Symptoms of Huntington’s Disease in Children
The onset and progression of Huntington’s disease in children may differ slightly from that in adults. Among the issues that frequently arise early in the course of the disease are:
- Behavioral modifications.
- Paying attention is difficult.
- A significant drop in overall school performance occurred quickly.
- Behavioral issues.
- Physical modifications.
- Muscles that are contracted and rigid affecting gait (especially in young children).
- Tremors are involuntary movements that occur in the hands or feet.
- Clumsiness or frequent falls.
Huntington’s disease is a progressive illness, which means that symptoms worsen over time. The rate at which Huntington’s disease progresses varies from person to person, but the average life expectancy after diagnosis is about 15 years. There is currently no cure for Huntington’s disease and no way to slow its progression.
However, treatment can help manage symptoms and improve quality of life. If you or someone you know has Huntington’s disease, many resources are available to help.
When Should You See a Doctor?

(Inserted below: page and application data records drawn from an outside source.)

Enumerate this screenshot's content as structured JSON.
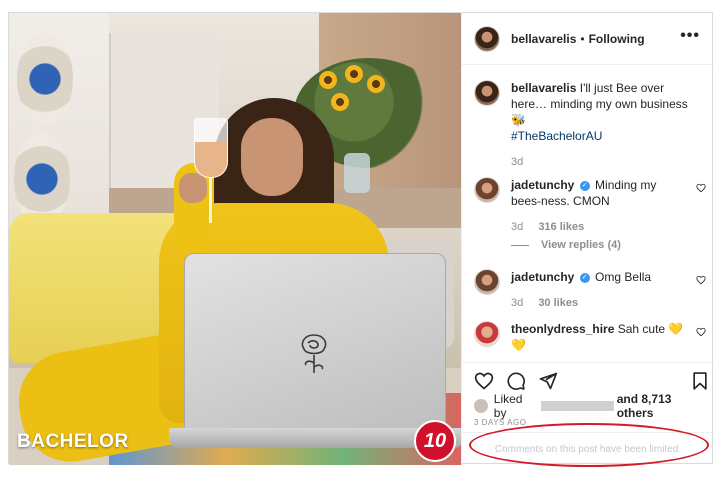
{
  "header": {
    "username": "bellavarelis",
    "separator": "•",
    "follow_status": "Following",
    "more_label": "•••"
  },
  "caption": {
    "username": "bellavarelis",
    "text": "I'll just Bee over here… minding my own business 🐝",
    "hashtag": "#TheBachelorAU",
    "time": "3d"
  },
  "comments": [
    {
      "username": "jadetunchy",
      "verified": true,
      "text": "Minding my bees-ness. CMON",
      "time": "3d",
      "likes": "316 likes"
    },
    {
      "username": "jadetunchy",
      "verified": true,
      "text": "Omg Bella",
      "time": "3d",
      "likes": "30 likes"
    },
    {
      "username": "theonlydress_hire",
      "verified": false,
      "text": "Sah cute 💛💛"
    }
  ],
  "view_replies": "View replies (4)",
  "likes": {
    "prefix": "Liked by",
    "suffix": "and 8,713 others"
  },
  "timestamp": "3 DAYS AGO",
  "comments_limited": "Comments on this post have been limited.",
  "photo": {
    "show_logo": "BACHELOR",
    "network_logo": "10"
  },
  "icons": {
    "more": "more-options-icon",
    "like": "heart-icon",
    "comment": "comment-icon",
    "share": "share-icon",
    "save": "bookmark-icon",
    "verified": "verified-badge-icon"
  },
  "colors": {
    "link": "#00376b",
    "verified": "#3897f0",
    "muted": "#8e8e8e",
    "highlight_oval": "#d31a28",
    "network_red": "#d0112b"
  }
}
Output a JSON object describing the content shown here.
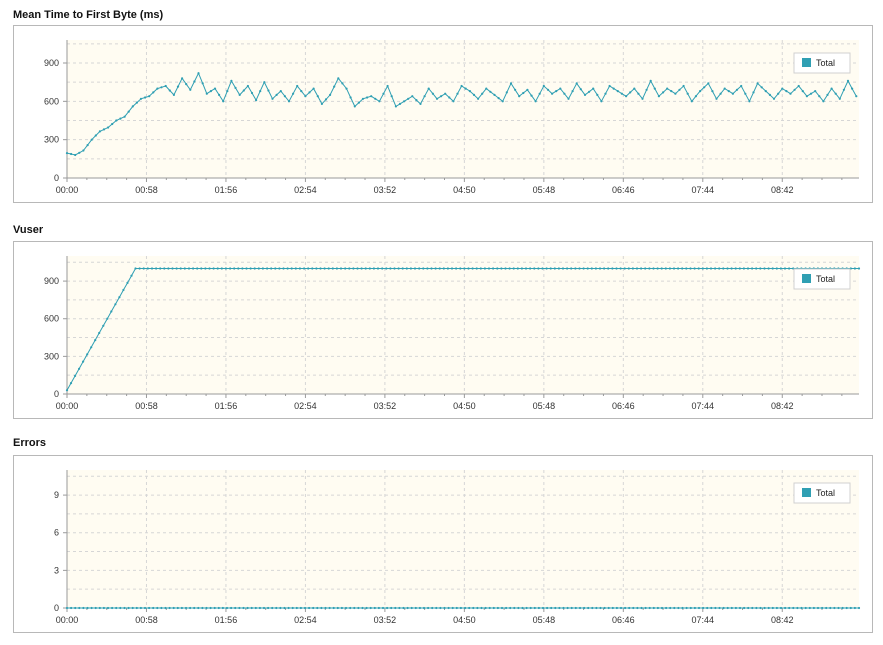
{
  "colors": {
    "series": "#2f9fb3",
    "plot_bg": "#fffcf2",
    "grid": "#d6d6d6",
    "axis": "#9a9a9a"
  },
  "chart_data": [
    {
      "type": "line",
      "title": "Mean Time to First Byte (ms)",
      "legend": "top-right",
      "grid": true,
      "x_ticks": [
        "00:00",
        "00:58",
        "01:56",
        "02:54",
        "03:52",
        "04:50",
        "05:48",
        "06:46",
        "07:44",
        "08:42"
      ],
      "y_ticks": [
        0,
        300,
        600,
        900
      ],
      "ylim": [
        0,
        1080
      ],
      "xlim_seconds": [
        0,
        578
      ],
      "series": [
        {
          "name": "Total",
          "x": [
            0,
            6,
            12,
            18,
            24,
            30,
            36,
            42,
            48,
            54,
            60,
            66,
            72,
            78,
            84,
            90,
            96,
            102,
            108,
            114,
            120,
            126,
            132,
            138,
            144,
            150,
            156,
            162,
            168,
            174,
            180,
            186,
            192,
            198,
            204,
            210,
            216,
            222,
            228,
            234,
            240,
            246,
            252,
            258,
            264,
            270,
            276,
            282,
            288,
            294,
            300,
            306,
            312,
            318,
            324,
            330,
            336,
            342,
            348,
            354,
            360,
            366,
            372,
            378,
            384,
            390,
            396,
            402,
            408,
            414,
            420,
            426,
            432,
            438,
            444,
            450,
            456,
            462,
            468,
            474,
            480,
            486,
            492,
            498,
            504,
            510,
            516,
            522,
            528,
            534,
            540,
            546,
            552,
            558,
            564,
            570,
            576
          ],
          "values": [
            195,
            180,
            215,
            300,
            365,
            395,
            450,
            480,
            560,
            620,
            640,
            700,
            720,
            650,
            780,
            690,
            820,
            660,
            700,
            600,
            760,
            650,
            720,
            610,
            750,
            620,
            680,
            600,
            720,
            640,
            700,
            580,
            650,
            780,
            700,
            560,
            620,
            640,
            600,
            720,
            560,
            600,
            640,
            580,
            700,
            620,
            660,
            600,
            720,
            680,
            620,
            700,
            650,
            600,
            740,
            640,
            690,
            600,
            720,
            660,
            700,
            620,
            740,
            650,
            700,
            600,
            720,
            680,
            640,
            700,
            620,
            760,
            640,
            700,
            660,
            720,
            600,
            680,
            740,
            620,
            700,
            660,
            720,
            600,
            740,
            680,
            620,
            700,
            660,
            720,
            640,
            680,
            600,
            700,
            620,
            760,
            640
          ]
        }
      ]
    },
    {
      "type": "line",
      "title": "Vuser",
      "legend": "top-right",
      "grid": true,
      "x_ticks": [
        "00:00",
        "00:58",
        "01:56",
        "02:54",
        "03:52",
        "04:50",
        "05:48",
        "06:46",
        "07:44",
        "08:42"
      ],
      "y_ticks": [
        0,
        300,
        600,
        900
      ],
      "ylim": [
        0,
        1100
      ],
      "xlim_seconds": [
        0,
        578
      ],
      "series": [
        {
          "name": "Total",
          "x": [
            0,
            50,
            578
          ],
          "values": [
            30,
            1000,
            1000
          ]
        }
      ]
    },
    {
      "type": "line",
      "title": "Errors",
      "legend": "top-right",
      "grid": true,
      "x_ticks": [
        "00:00",
        "00:58",
        "01:56",
        "02:54",
        "03:52",
        "04:50",
        "05:48",
        "06:46",
        "07:44",
        "08:42"
      ],
      "y_ticks": [
        0,
        3,
        6,
        9
      ],
      "ylim": [
        0,
        11
      ],
      "xlim_seconds": [
        0,
        578
      ],
      "series": [
        {
          "name": "Total",
          "x": [
            0,
            578
          ],
          "values": [
            0,
            0
          ]
        }
      ]
    }
  ]
}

If you or someone you know shows signs or symptoms of Huntington’s disease, it’s essential to see a doctor. Early Huntington’s disease diagnosis and treatment can improve quality of life and may extend life expectancy. A doctor can provide support and resources to help you cope with the disease. If you’re concerned about your risk of Huntington’s disease, a genetic counselor can help you understand your risks and make informed decisions about your health.
Treatment of Huntington’s Disease

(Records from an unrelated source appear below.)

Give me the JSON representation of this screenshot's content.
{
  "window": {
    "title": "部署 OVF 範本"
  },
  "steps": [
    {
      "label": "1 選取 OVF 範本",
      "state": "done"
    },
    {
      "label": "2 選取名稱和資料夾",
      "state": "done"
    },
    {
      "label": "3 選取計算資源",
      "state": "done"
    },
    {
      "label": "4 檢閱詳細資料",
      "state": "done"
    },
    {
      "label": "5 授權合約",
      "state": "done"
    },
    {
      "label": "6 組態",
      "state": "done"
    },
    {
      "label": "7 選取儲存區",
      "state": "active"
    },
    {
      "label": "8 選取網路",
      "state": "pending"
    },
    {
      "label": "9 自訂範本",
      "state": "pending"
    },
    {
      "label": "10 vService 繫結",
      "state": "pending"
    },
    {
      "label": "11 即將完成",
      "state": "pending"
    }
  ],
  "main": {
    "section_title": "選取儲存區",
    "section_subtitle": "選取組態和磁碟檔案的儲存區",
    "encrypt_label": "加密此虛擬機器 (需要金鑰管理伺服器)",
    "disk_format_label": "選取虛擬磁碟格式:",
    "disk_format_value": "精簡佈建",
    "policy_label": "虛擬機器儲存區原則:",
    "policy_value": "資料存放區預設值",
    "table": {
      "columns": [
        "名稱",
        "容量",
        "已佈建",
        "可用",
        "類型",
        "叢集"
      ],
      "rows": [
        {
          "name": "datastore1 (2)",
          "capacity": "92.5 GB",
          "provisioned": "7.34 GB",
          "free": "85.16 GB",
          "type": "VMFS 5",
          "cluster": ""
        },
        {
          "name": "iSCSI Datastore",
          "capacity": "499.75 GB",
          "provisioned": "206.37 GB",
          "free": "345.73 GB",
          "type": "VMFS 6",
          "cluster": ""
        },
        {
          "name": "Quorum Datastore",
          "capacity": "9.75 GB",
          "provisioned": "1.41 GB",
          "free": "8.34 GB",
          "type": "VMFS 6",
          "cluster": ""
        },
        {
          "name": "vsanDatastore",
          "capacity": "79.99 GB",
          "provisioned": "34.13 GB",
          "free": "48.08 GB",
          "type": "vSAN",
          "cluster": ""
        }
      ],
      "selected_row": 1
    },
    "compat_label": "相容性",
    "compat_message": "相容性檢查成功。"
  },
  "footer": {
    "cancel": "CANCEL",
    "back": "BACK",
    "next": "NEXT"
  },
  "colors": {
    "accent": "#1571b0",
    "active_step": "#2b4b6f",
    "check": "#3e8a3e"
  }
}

There is no cure for Huntington’s disease, but treatments available can help manage symptoms and improve quality of life. Treatment options include:
- Medications to relieve symptoms such as involuntary movements, depression, anxiety, and insomnia.
- Physical therapy to help maintain muscle strength and range of motion.
- Occupational therapy to help with activities of daily living.
- Speech therapy to help with communication difficulties.
- Nutritional counseling to ensure proper nutrition.
- Counseling and support groups to provide emotional support.
After a genetic test and disease confirmation, the prognosis for Huntington’s disease is generally poor. The disease is progressive, which means that symptoms worsen over time. The average life expectancy after diagnosis is about 15 years. There is currently no cure for Huntington’s disease and no way to slow its progression. However, treatment can help manage Huntington’s disease symptoms and improve quality of life. If you or someone you know has Huntington’s disease, many resources are available to help.
Huntington’s disease is a serious condition that can devastate the person with it and their loved ones. If you or someone you know is affected by Huntington’s disease, many resources are available to help.
As you can see, this is quite a serious disease that can affect many areas of our body. To save yourself or undergo a course of treatment, you should seek the help of professionals. For this, you can consider the LoneStar Neurology clinic. It is enough to call 214-619-1910 or use the special contact button. After that, our manager will contact you and provide further instructions.
- What type of disease is Huntington’s?
Huntington’s disease is a progressive brain disorder that causes uncontrollable movements, emotional issues, and cognitive decline (cognition). The most common form of this disorder, adult-onset Huntington’s disease, usually appears in a person’s thirties or forties.
- What type of mutation is Huntington’s disease?
The HTT mutation causes Huntington’s disease and involves a CAG trinucleotide repeat in the DNA. This segment comprises three DNA building blocks that appear multiple times in a row (cytosine, adenine, and guanine).
- What are the 5 stages of Huntington’s?
5 Stages of Huntington’s Disease are:
- Stage 1: Preclinical stage.
- Stage 2: Early stage.
- Stage 3: Middle stage.
- Stage 4: Late stage.
- Stage 5: End-of-life stage.
- Is there a test for Huntington’s disease?
A genetic test using a blood sample will be performed to diagnose Huntington’s disease. This test is usually combined with a complete medical history and other neurological and laboratory tests.